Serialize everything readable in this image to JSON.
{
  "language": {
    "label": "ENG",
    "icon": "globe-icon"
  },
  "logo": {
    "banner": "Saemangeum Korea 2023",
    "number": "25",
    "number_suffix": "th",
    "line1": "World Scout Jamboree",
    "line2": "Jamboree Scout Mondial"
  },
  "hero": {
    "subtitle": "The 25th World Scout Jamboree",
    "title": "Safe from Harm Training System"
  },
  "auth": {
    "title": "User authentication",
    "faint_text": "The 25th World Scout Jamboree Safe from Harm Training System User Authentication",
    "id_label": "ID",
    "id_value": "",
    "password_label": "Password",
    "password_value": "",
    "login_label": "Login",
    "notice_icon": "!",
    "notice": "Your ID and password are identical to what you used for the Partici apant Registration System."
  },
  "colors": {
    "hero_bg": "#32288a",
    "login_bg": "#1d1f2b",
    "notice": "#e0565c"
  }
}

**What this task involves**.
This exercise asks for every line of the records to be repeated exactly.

**Written solution**.
Serialize everything readable in this image to JSON.
{
  "language": {
    "label": "ENG",
    "icon": "globe-icon"
  },
  "logo": {
    "banner": "Saemangeum Korea 2023",
    "number": "25",
    "number_suffix": "th",
    "line1": "World Scout Jamboree",
    "line2": "Jamboree Scout Mondial"
  },
  "hero": {
    "subtitle": "The 25th World Scout Jamboree",
    "title": "Safe from Harm Training System"
  },
  "auth": {
    "title": "User authentication",
    "faint_text": "The 25th World Scout Jamboree Safe from Harm Training System User Authentication",
    "id_label": "ID",
    "id_value": "",
    "password_label": "Password",
    "password_value": "",
    "login_label": "Login",
    "notice_icon": "!",
    "notice": "Your ID and password are identical to what you used for the Partici apant Registration System."
  },
  "colors": {
    "hero_bg": "#32288a",
    "login_bg": "#1d1f2b",
    "notice": "#e0565c"
  }
}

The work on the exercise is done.